(Website and app data records)
• • • • • • •

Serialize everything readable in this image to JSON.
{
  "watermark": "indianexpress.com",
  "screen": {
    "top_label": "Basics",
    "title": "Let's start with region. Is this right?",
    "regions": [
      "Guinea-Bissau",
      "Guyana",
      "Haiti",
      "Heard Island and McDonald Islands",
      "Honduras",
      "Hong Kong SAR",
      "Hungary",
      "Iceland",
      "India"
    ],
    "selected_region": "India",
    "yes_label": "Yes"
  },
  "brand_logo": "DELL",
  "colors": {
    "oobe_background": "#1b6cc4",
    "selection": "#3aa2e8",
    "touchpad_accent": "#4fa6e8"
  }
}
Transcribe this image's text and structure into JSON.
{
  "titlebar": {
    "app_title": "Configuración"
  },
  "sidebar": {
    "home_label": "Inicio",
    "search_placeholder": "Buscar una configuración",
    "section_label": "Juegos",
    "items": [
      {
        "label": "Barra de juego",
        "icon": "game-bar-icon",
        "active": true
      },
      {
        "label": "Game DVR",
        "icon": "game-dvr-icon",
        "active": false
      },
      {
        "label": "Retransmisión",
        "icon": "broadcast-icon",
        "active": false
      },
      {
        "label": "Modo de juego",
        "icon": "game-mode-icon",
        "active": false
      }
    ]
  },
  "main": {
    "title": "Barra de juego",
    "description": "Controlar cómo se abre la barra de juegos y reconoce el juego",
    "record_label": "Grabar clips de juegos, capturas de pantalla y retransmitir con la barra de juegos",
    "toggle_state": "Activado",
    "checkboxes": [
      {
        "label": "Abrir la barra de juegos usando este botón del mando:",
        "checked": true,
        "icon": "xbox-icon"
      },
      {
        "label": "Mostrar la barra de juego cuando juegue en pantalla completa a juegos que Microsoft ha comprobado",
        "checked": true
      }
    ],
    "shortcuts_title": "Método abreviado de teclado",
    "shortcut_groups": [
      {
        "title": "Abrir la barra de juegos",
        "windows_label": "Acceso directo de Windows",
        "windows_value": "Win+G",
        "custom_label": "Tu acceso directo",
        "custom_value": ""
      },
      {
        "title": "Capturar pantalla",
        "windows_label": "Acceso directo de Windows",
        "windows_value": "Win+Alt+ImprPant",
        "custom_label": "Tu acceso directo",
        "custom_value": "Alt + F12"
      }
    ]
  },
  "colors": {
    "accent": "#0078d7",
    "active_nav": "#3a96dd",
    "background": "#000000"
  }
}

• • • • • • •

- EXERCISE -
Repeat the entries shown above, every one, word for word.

- EXPECTED ANSWER -
Serialize everything readable in this image to JSON.
{
  "watermark": "indianexpress.com",
  "screen": {
    "top_label": "Basics",
    "title": "Let's start with region. Is this right?",
    "regions": [
      "Guinea-Bissau",
      "Guyana",
      "Haiti",
      "Heard Island and McDonald Islands",
      "Honduras",
      "Hong Kong SAR",
      "Hungary",
      "Iceland",
      "India"
    ],
    "selected_region": "India",
    "yes_label": "Yes"
  },
  "brand_logo": "DELL",
  "colors": {
    "oobe_background": "#1b6cc4",
    "selection": "#3aa2e8",
    "touchpad_accent": "#4fa6e8"
  }
}
Transcribe this image's text and structure into JSON.
{
  "titlebar": {
    "app_title": "Configuración"
  },
  "sidebar": {
    "home_label": "Inicio",
    "search_placeholder": "Buscar una configuración",
    "section_label": "Juegos",
    "items": [
      {
        "label": "Barra de juego",
        "icon": "game-bar-icon",
        "active": true
      },
      {
        "label": "Game DVR",
        "icon": "game-dvr-icon",
        "active": false
      },
      {
        "label": "Retransmisión",
        "icon": "broadcast-icon",
        "active": false
      },
      {
        "label": "Modo de juego",
        "icon": "game-mode-icon",
        "active": false
      }
    ]
  },
  "main": {
    "title": "Barra de juego",
    "description": "Controlar cómo se abre la barra de juegos y reconoce el juego",
    "record_label": "Grabar clips de juegos, capturas de pantalla y retransmitir con la barra de juegos",
    "toggle_state": "Activado",
    "checkboxes": [
      {
        "label": "Abrir la barra de juegos usando este botón del mando:",
        "checked": true,
        "icon": "xbox-icon"
      },
      {
        "label": "Mostrar la barra de juego cuando juegue en pantalla completa a juegos que Microsoft ha comprobado",
        "checked": true
      }
    ],
    "shortcuts_title": "Método abreviado de teclado",
    "shortcut_groups": [
      {
        "title": "Abrir la barra de juegos",
        "windows_label": "Acceso directo de Windows",
        "windows_value": "Win+G",
        "custom_label": "Tu acceso directo",
        "custom_value": ""
      },
      {
        "title": "Capturar pantalla",
        "windows_label": "Acceso directo de Windows",
        "windows_value": "Win+Alt+ImprPant",
        "custom_label": "Tu acceso directo",
        "custom_value": "Alt + F12"
      }
    ]
  },
  "colors": {
    "accent": "#0078d7",
    "active_nav": "#3a96dd",
    "background": "#000000"
  }
}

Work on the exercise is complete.